How to complete this task: Look through the listing and report every line that has "NOTÍCIAS" in it.

Information shown:
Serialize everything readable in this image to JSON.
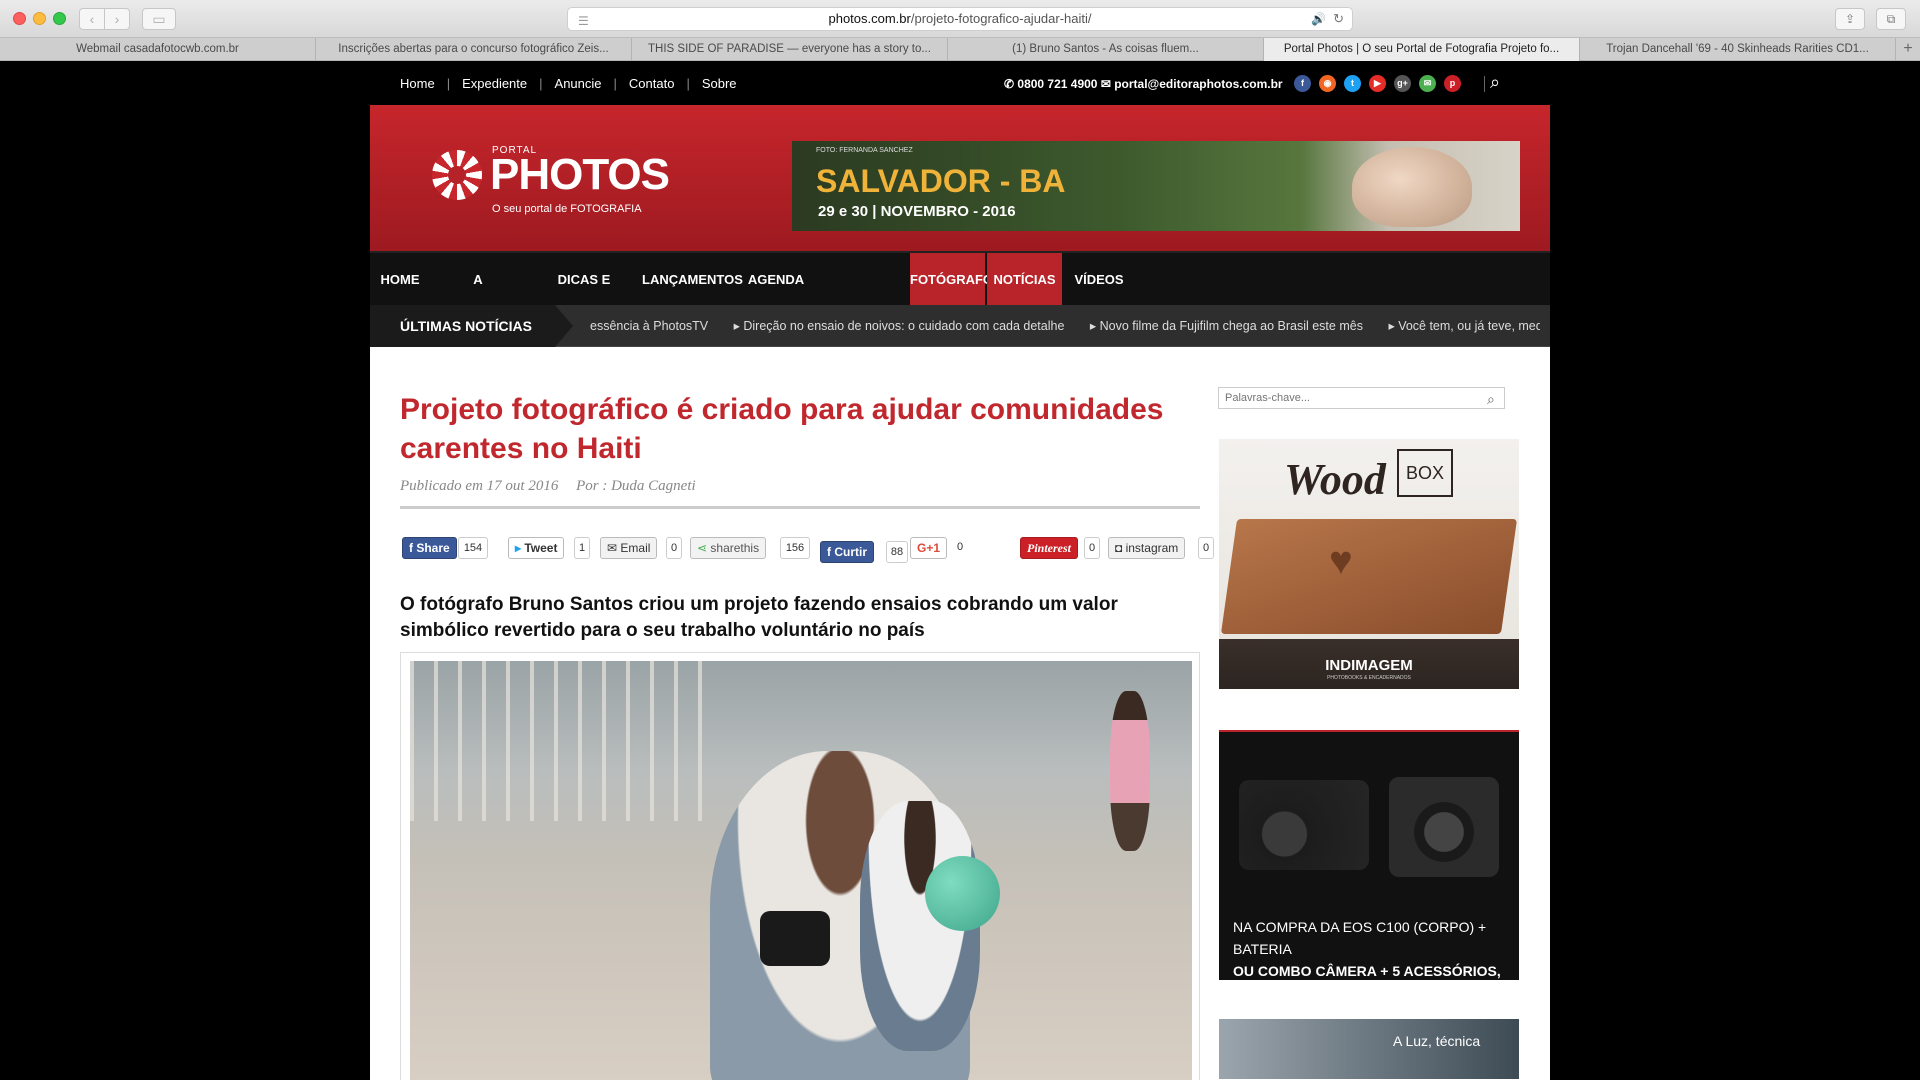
{
  "browser": {
    "url_domain": "photos.com.br",
    "url_path": "/projeto-fotografico-ajudar-haiti/",
    "tabs": [
      {
        "label": "Webmail casadafotocwb.com.br"
      },
      {
        "label": "Inscrições abertas para o concurso fotográfico Zeis..."
      },
      {
        "label": "THIS SIDE OF PARADISE — everyone has a story to..."
      },
      {
        "label": "(1) Bruno Santos - As coisas fluem..."
      },
      {
        "label": "Portal Photos | O seu Portal de Fotografia Projeto fo..."
      },
      {
        "label": "Trojan Dancehall '69 - 40 Skinheads Rarities CD1..."
      }
    ],
    "active_tab": 4
  },
  "topbar": {
    "links": [
      "Home",
      "Expediente",
      "Anuncie",
      "Contato",
      "Sobre"
    ],
    "phone": "0800 721 4900",
    "email": "portal@editoraphotos.com.br",
    "socials": [
      {
        "icon": "facebook-icon",
        "glyph": "f",
        "color": "#3b5998"
      },
      {
        "icon": "rss-icon",
        "glyph": "◉",
        "color": "#f26522"
      },
      {
        "icon": "twitter-icon",
        "glyph": "t",
        "color": "#1da1f2"
      },
      {
        "icon": "youtube-icon",
        "glyph": "▶",
        "color": "#e52d27"
      },
      {
        "icon": "google-plus-icon",
        "glyph": "g+",
        "color": "#555555"
      },
      {
        "icon": "email-icon",
        "glyph": "✉",
        "color": "#4caf50"
      },
      {
        "icon": "pinterest-icon",
        "glyph": "p",
        "color": "#cb2027"
      }
    ]
  },
  "header": {
    "logo_portal": "PORTAL",
    "logo_photos": "PHOTOS",
    "logo_tagline": "O seu portal de FOTOGRAFIA",
    "banner": {
      "credit": "FOTO: FERNANDA SANCHEZ",
      "city": "SALVADOR - BA",
      "date": "29 e 30 | NOVEMBRO - 2016"
    }
  },
  "mainnav": {
    "items": [
      {
        "label": "HOME",
        "highlight": false
      },
      {
        "label": "A FOTOGRAFIA",
        "highlight": false
      },
      {
        "label": "DICAS E TUTORIAIS",
        "highlight": false
      },
      {
        "label": "LANÇAMENTOS",
        "highlight": false
      },
      {
        "label": "AGENDA",
        "highlight": false
      },
      {
        "label": "FOTÓGRAFOS",
        "highlight": true
      },
      {
        "label": "NOTÍCIAS",
        "highlight": true
      },
      {
        "label": "VÍDEOS",
        "highlight": false
      }
    ]
  },
  "ticker": {
    "label": "ÚLTIMAS NOTÍCIAS",
    "items": [
      "essência à PhotosTV",
      "Direção no ensaio de noivos: o cuidado com cada detalhe",
      "Novo filme da Fujifilm chega ao Brasil este mês",
      "Você tem, ou já teve, med"
    ]
  },
  "article": {
    "title": "Projeto fotográfico é criado para ajudar comunidades carentes no Haiti",
    "published": "Publicado em 17 out 2016",
    "author": "Por : Duda Cagneti",
    "lead": "O fotógrafo Bruno Santos criou um projeto fazendo ensaios cobrando um valor simbólico revertido para o seu trabalho voluntário no país",
    "share": {
      "fb_share": "Share",
      "fb_share_count": "154",
      "tweet": "Tweet",
      "tweet_count": "1",
      "email": "Email",
      "email_count": "0",
      "sharethis": "sharethis",
      "sharethis_count": "156",
      "curtir": "Curtir",
      "curtir_count": "88",
      "gplus": "G+1",
      "gplus_count": "0",
      "pinterest": "Pinterest",
      "pinterest_count": "0",
      "instagram": "instagram",
      "instagram_count": "0"
    }
  },
  "sidebar": {
    "search_placeholder": "Palavras-chave...",
    "ad1": {
      "brand": "Wood",
      "box": "BOX",
      "maker": "INDIMAGEM",
      "sub": "PHOTOBOOKS & ENCADERNADOS"
    },
    "ad2": {
      "line1": "NA COMPRA DA EOS C100 (CORPO) + BATERIA",
      "line2": "OU COMBO CÂMERA + 5 ACESSÓRIOS,"
    },
    "ad3": {
      "text": "A Luz, técnica"
    }
  }
}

Task response:
        "label": "NOTÍCIAS",
    "label": "ÚLTIMAS NOTÍCIAS",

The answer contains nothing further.